Finding the Right Gingivitis Cure
Those seeking a gingivitis cure will need to allow their dentist to decide on the proper treatment. The treatment that is right for each patient will vary based on several factors, including how far the gum disease has progressed. Some of these cures will be discussed later in the article, but first let’s take a look at prevention.
Gingivitis is a periodontal disease that causes the gums to swell and bleed. Failing to properly treat and cure gingivitis can lead to far more serious dental issues and result in tooth loss and other problems.
The best news about gingivitis is that it is almost always 100% preventable. All it takes is a good routine of oral hygiene. Because gingivitis is caused by a build up of plaque and tartar, all you have to do to prevent the disease is make sure that no such build up ever occurs on your teeth.
Brushing at least two times a day is the first step. Many dental professionals would say that you should brush at least three times as well as after eating anything. Two times a day, however, is the bare minimum.
The next step is flossing. No matter what the manufacturers of your toothbrush promised, there is no toothbrush that can take the place of flossing. You must learn to floss properly and then floss twice a day. This will remove the tartar and plaque from between the teeth where the toothbrush cannot reach.
Failing to floss properly is the leading cause of gingivitis in those who brush regularly and otherwise have good oral hygiene. Some people actually view flossing as optional. It is not. It is an important part of maintaining the health of your mouth.
Extra steps that you can take to prevent gingivitis include rinsing with salt water or with an antiseptic mouthwash or rinse.
Once gingivitis is diagnosed, it is important to start a gingivitis cure as soon as possible. The sooner you can cure the disease, the less likely it is that further problems will develop.
Here are a few additional symptoms of gingivitis.
Persistent bad breath
Receding gum line
Pain or bleeding when brushing
Your dentist may recommend a gingivitis cure that does not involve surgery. These may include a very deep cleaning of the teeth and gums. Scaling and root planing is another non-surgical treatment. This is a VERY deep cleaning that is done while the patient is under a local anesthetic. This treatment is used when there is a build up of plaque or tartar beneath the gum line.
If the above treatments do not help, your dentist may then recommend a gingivitis cure that does involve surgery. These may include bone grafts, soft tissue grafts or tissue regeneration. The last option is only performed in severe cases where the supporting bones have started to deteriorate.

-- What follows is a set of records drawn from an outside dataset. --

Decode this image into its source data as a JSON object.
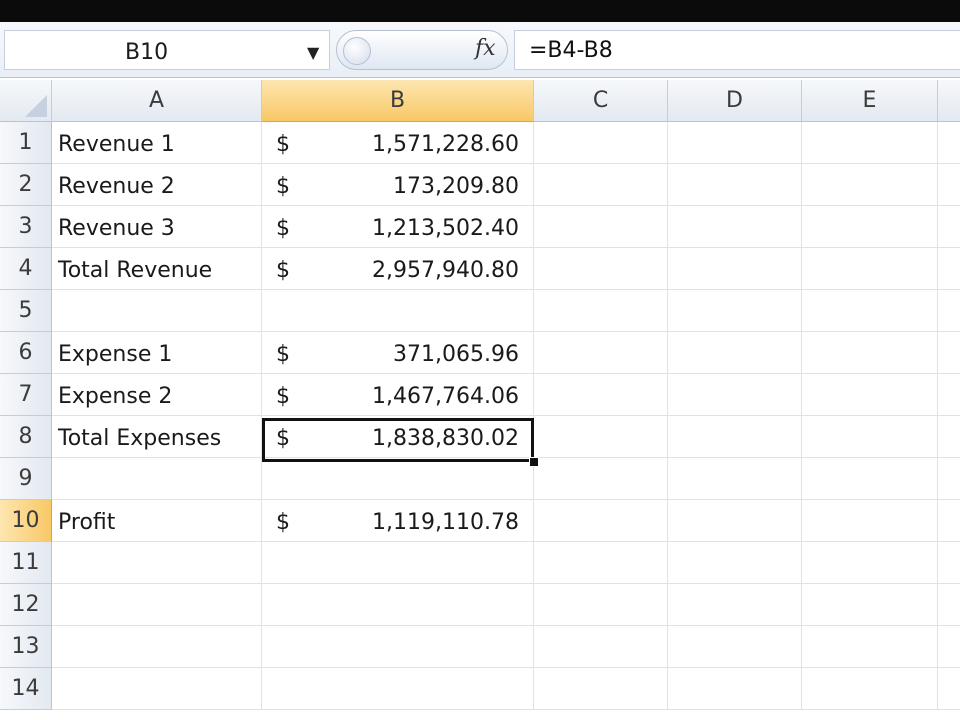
{
  "formula_bar": {
    "name_box": "B10",
    "fx_label": "fx",
    "formula": "=B4-B8"
  },
  "columns": [
    "A",
    "B",
    "C",
    "D",
    "E"
  ],
  "selected_column": "B",
  "selected_row": "10",
  "rows": [
    {
      "num": "1",
      "label": "Revenue 1",
      "currency": "$",
      "amount": "1,571,228.60"
    },
    {
      "num": "2",
      "label": "Revenue 2",
      "currency": "$",
      "amount": "173,209.80"
    },
    {
      "num": "3",
      "label": "Revenue 3",
      "currency": "$",
      "amount": "1,213,502.40"
    },
    {
      "num": "4",
      "label": "Total Revenue",
      "currency": "$",
      "amount": "2,957,940.80"
    },
    {
      "num": "5",
      "label": "",
      "currency": "",
      "amount": ""
    },
    {
      "num": "6",
      "label": "Expense 1",
      "currency": "$",
      "amount": "371,065.96"
    },
    {
      "num": "7",
      "label": "Expense 2",
      "currency": "$",
      "amount": "1,467,764.06"
    },
    {
      "num": "8",
      "label": "Total Expenses",
      "currency": "$",
      "amount": "1,838,830.02"
    },
    {
      "num": "9",
      "label": "",
      "currency": "",
      "amount": ""
    },
    {
      "num": "10",
      "label": "Profit",
      "currency": "$",
      "amount": "1,119,110.78"
    },
    {
      "num": "11",
      "label": "",
      "currency": "",
      "amount": ""
    },
    {
      "num": "12",
      "label": "",
      "currency": "",
      "amount": ""
    },
    {
      "num": "13",
      "label": "",
      "currency": "",
      "amount": ""
    },
    {
      "num": "14",
      "label": "",
      "currency": "",
      "amount": ""
    }
  ],
  "colors": {
    "selection_header": "#f8c866",
    "grid_line": "#dfe3e8",
    "header_bg": "#e3e9f1"
  }
}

The further along the disease progresses, the more radical the gingivitis cure is going to be. The best thing that you can do is start today on a dental plan that will both prevent and detect gingivitis.
Should you start to show signs of the disease, you should not put off treatment. The sooner you start a gingivitis cure, the less damage the disease will be able to do.